■ Exercise: Every line in the records below that holds "JSON" must be identified and copied.
START Data to use
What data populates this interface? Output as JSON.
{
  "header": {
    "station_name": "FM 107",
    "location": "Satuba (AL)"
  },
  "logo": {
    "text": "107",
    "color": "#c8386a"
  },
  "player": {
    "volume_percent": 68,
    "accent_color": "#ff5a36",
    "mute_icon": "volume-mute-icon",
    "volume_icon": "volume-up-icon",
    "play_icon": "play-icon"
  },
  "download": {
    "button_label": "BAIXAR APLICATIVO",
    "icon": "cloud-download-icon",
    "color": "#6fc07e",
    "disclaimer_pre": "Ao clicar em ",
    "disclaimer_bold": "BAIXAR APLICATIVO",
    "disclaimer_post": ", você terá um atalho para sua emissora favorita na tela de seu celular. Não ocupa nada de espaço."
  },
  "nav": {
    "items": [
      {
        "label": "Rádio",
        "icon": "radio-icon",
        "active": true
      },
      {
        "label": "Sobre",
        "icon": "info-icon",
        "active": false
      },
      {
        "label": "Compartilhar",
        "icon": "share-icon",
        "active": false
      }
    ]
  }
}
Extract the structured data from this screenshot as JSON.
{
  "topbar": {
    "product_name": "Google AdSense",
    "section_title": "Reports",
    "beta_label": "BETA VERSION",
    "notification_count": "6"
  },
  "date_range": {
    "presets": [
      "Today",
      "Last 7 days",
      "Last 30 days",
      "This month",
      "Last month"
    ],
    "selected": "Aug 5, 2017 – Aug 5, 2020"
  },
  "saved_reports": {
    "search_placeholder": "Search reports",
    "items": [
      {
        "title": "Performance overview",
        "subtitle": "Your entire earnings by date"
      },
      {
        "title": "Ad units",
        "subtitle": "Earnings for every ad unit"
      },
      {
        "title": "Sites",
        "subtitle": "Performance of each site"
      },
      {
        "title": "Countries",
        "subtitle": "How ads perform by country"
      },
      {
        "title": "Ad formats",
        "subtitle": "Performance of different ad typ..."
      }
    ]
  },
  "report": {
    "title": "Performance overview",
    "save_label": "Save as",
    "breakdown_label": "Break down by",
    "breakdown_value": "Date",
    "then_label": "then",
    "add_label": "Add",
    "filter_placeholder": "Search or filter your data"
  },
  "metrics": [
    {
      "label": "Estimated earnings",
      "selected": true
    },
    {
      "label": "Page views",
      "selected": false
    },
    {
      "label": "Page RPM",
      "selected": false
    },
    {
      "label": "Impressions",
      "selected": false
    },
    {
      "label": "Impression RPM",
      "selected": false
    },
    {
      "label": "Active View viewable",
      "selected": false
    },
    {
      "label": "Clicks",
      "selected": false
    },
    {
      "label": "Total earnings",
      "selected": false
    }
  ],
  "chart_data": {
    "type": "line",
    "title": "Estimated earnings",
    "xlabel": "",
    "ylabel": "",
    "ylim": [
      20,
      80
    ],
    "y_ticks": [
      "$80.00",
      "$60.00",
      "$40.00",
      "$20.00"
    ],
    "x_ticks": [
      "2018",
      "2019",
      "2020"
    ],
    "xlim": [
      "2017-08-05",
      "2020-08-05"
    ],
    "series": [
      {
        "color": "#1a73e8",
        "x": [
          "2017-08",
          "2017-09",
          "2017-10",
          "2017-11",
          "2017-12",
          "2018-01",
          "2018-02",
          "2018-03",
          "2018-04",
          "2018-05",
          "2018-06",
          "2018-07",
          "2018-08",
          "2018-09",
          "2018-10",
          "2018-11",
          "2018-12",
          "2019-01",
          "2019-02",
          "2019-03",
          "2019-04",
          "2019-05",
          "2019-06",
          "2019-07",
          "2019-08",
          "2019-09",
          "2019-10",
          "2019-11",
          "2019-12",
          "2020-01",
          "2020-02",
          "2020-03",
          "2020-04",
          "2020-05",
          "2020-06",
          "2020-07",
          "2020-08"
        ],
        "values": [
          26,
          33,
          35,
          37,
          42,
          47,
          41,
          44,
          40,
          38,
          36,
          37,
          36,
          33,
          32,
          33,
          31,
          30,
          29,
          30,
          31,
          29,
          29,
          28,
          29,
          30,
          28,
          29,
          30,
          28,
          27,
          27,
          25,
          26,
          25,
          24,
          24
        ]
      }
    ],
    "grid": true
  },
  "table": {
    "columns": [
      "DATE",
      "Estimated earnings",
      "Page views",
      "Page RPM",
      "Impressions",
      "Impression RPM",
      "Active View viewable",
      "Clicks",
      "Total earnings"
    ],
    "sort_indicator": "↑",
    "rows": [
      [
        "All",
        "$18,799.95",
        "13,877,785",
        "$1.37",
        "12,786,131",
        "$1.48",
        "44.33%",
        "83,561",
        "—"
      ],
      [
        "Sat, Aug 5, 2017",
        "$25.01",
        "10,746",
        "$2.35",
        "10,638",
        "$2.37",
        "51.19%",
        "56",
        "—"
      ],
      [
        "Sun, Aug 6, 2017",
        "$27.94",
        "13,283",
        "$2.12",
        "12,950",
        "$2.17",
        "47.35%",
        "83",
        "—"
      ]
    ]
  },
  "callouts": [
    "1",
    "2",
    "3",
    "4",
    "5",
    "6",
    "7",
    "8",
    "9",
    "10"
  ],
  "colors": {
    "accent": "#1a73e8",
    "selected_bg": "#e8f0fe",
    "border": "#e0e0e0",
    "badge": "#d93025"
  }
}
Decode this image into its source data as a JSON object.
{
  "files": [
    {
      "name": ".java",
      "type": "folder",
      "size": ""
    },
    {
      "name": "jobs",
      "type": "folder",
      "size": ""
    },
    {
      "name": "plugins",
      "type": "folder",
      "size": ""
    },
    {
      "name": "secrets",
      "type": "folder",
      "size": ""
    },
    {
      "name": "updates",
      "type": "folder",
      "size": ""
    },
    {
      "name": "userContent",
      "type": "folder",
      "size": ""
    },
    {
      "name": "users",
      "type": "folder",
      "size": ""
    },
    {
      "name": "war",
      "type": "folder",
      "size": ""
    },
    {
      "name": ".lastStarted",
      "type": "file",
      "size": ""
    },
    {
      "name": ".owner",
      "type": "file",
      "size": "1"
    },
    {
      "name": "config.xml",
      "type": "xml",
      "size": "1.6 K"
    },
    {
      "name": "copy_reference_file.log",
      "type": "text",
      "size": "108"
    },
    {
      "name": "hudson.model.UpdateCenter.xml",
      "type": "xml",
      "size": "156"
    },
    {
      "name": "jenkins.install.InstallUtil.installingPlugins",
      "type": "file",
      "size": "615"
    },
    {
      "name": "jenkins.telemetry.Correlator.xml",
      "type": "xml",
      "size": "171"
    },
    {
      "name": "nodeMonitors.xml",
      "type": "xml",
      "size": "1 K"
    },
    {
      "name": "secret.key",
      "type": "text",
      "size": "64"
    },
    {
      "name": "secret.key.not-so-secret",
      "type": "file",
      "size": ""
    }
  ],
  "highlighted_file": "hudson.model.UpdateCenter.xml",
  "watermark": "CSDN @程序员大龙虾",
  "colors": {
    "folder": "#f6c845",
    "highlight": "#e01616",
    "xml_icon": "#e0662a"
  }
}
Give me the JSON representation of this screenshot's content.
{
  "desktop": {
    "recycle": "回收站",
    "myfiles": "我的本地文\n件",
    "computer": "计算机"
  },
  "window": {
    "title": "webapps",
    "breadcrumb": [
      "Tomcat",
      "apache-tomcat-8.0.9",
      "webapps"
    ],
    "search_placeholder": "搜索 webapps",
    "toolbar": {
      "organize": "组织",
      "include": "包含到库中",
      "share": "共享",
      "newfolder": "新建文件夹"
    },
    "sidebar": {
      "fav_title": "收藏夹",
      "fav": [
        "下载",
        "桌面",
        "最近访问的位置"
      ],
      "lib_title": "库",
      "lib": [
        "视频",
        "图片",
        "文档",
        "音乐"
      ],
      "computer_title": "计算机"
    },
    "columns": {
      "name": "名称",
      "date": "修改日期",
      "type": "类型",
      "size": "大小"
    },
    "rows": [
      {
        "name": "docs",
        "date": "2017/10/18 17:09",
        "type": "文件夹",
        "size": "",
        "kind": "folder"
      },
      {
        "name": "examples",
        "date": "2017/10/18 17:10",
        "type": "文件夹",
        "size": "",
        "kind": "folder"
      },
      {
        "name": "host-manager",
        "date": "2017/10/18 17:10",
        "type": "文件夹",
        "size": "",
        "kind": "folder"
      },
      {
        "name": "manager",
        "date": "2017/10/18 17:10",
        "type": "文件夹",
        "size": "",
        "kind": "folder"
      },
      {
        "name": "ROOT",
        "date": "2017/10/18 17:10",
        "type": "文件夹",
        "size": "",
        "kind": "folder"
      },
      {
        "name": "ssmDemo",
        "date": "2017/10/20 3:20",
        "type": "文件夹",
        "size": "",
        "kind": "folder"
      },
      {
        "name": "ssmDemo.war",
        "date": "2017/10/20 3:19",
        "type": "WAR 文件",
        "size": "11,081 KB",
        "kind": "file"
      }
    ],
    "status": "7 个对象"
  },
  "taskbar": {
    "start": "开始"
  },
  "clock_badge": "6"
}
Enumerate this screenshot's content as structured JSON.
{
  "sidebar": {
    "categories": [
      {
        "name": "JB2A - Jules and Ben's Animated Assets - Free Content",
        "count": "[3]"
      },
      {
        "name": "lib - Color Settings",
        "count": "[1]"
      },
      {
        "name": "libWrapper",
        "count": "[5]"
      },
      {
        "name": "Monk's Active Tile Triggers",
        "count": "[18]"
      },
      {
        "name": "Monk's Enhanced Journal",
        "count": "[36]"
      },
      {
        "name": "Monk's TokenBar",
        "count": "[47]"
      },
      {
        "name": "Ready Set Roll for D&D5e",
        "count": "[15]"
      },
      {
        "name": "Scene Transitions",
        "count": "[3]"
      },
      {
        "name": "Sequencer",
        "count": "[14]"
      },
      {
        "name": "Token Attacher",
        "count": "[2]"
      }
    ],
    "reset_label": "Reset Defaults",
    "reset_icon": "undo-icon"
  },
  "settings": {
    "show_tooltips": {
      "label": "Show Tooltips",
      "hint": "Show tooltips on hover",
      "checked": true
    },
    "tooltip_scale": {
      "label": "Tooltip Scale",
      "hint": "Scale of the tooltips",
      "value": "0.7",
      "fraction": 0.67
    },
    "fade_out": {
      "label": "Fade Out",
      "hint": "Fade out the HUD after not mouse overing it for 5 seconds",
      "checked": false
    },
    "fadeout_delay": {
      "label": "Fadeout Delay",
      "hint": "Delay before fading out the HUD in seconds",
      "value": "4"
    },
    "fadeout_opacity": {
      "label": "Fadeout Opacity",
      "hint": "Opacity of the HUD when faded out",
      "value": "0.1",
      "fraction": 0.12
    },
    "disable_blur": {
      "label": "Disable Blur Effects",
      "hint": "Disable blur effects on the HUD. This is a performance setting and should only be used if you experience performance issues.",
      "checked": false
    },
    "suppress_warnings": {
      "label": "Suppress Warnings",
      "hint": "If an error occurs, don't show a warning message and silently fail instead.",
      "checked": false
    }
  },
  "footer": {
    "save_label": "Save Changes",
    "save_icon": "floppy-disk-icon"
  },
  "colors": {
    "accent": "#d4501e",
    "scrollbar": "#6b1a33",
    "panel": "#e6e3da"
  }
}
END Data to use
■ Exercise result:
What data populates this interface? Output as JSON.
Extract the structured data from this screenshot as JSON.
Decode this image into its source data as a JSON object.
Give me the JSON representation of this screenshot's content.
Enumerate this screenshot's content as structured JSON.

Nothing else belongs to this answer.